While glittering new high-rises sprout everywhere in Shanghai, gems of Western-style architecture from the early 20th century can still be found throughout the city. Or at least their facades remain; their interiors are another story. 'China is very good at keeping historical things in a superficial way,' explains Lyndon Neri, partner at Shanghai-based Neri&Hu Design and Research Office (NHDRO). 'People want to see prominent buildings that hearken back to the city's Concession era''the time during the 19th and 20th centuries when foreign powers such as Britain and France administered entire districts. 'But there's no semblance of that history inside.

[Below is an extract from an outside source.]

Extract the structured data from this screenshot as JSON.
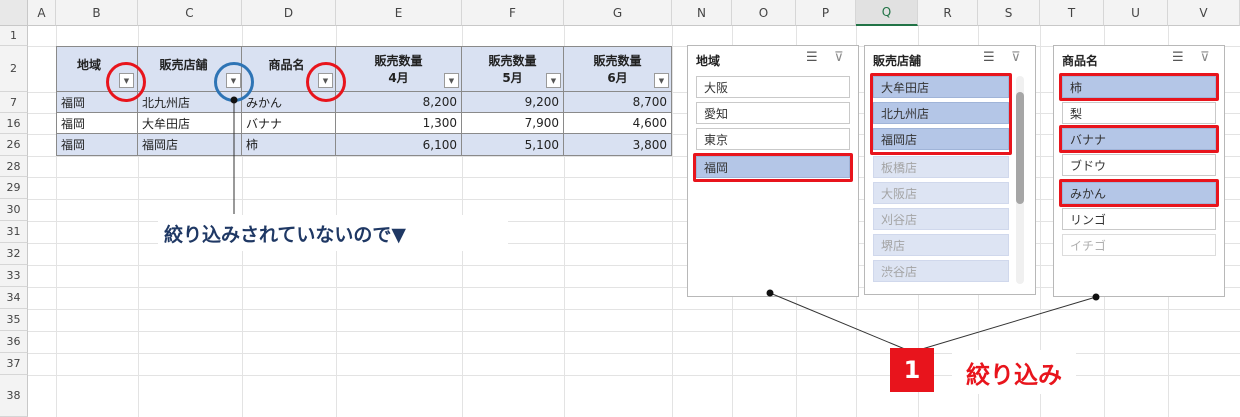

In November, Neri&Hu finished converting a former police building in Shanghai's central Jing'an district into a flagship store for Design Republic, the six-year-old retail venture that Neri and Rossana Hu, his wife and partner, founded to sell high design to an emerging Chinese middle class. Called Design Republic Commune, the project serves as an outlet for furniture and other products by both foreign and Chinese designers, including Neri and Hu themselves. Neri&Hu wanted to make a deeper connection to history here than is typical in Chinese renovation efforts. The original three-story edifice was constructed by the British in the 1910s. Over the course of its life, it served in a number of different capacities, most recently as an elementary school. Each alteration retained the Anglo-inspired facade and the basic floor plan. But after the school was abandoned about three years ago, more than one developer proposed gutting the interior and constructing a high-rise residential tower within the century-old red-brick shell.